- 10 Walnuts, or
- 15 cashews, or
- 10 Brazil nuts, or
- 20 almonds.
BerriesSeveral emerging studies are now researching the connection between berries and cognitive health. Berries are a plant food rich in flavonoids which are plant compounds that provide a wealth of health benefits. A new study published on July 28th, 2021, from the American Academy of Neurology(3) suggests that foods like berries may have up to 20% effectiveness in lowering the risk of cognitive decline. The study looked at several types of flavonoids and found that flavones and anthocyanins may be responsible for having the most protective effect. Blackberries, blueberries, cherries, and raspberries are all excellent sources of these potentially brain-boosting flavonoids.
Green and Leafy VegetablesWe've said it before, and we're happy to repeat it—green leafy vegetables are super-sized powerhouses packed full of essential vitamins and nutrients that every single part of your body, including your brain, needs. For a small example, kale, spinach, collards, and broccoli are full of nutrients like vitamin K, lutein, folate, and beta carotene.
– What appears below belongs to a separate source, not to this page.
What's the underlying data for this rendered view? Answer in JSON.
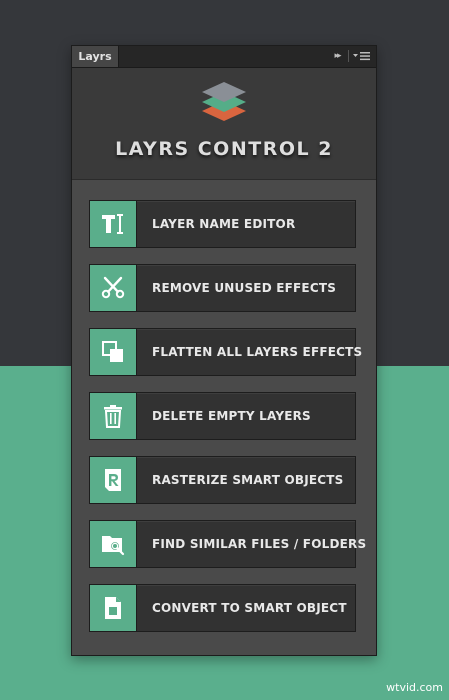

Research suggests that:
- Vitamin K – Specifically, in a study published on July 13th, 2021, scientists say vitamin K2 holds potential promise as a possible Alzheimer's prevention and treatment route. (Studies in vitro and animals have highlighted vitamin K involvement in brain cells development and survival, particularly antiapoptotic.(4) Something which prevents apoptosis—a type of cell death) and anti-inflammatory effect mediated by the activation of the Growth Arrest Specific Gene 6 and Protein S.
- Lutein – This is a type of organic pigment called a carotenoid. It's related to beta-carotene and vitamin A, and many may already equate lutein as "the vitamin for eyes" for a good reason. Lutein is one of two major carotenoids found in the human eye and is thought to function as a light filter, protecting the eye tissues from sunlight and damage. In a study published on May 21st, 2021, a systematic review of randomized controlled trials and cohort studies found that there may also be a link between lutein having a positive impact on brain health in healthy older adults as well.(5) One of the studies included in the review was conducted in 2020, gathering 5 other studies using lutein and astaxanthin (a red pigment that belongs to carotenoids that occur in certain algae and causes the pink-red color found in salmon).(6) The results showed that consumption of lutein and its isomer showed consistent results in selective improvement of visual episodic memory in young and middle-aged adults. One of the studies reported significant improvement in verbal episodic memory performance in middle-aged adults.
- Folate – Also known as folic acid, folate (vitamin B-plays a critical part in red blood cell formation and healthy cell growth and function. A study published on June 15th, 2020, in the British Journal of Nutrition, conducted by The Irish Longitudinal Study on Ageing, wished to prove a link between high folate levels in the blood increasing poor cognition in older adults. The study took blood samples from over 3,700 Irish older adults aged 50 and over, comparing cognitive health in individuals grouped by their combinations of b12 and folate blood levels. Not only did the study find no evidence of cognitive decline, but they also found a connection between those with higher folate seemingly having higher cognitive functions in older adults with lower folate levels.(7)
- Beta carotene – Beta carotene is the yellow, red, or orange pigment that gives vegetables and fruits these rich colors. Like lutein, it is another carotenoid and, like the research for lutein mentions, is linked to possibly better cognitive function and brain health.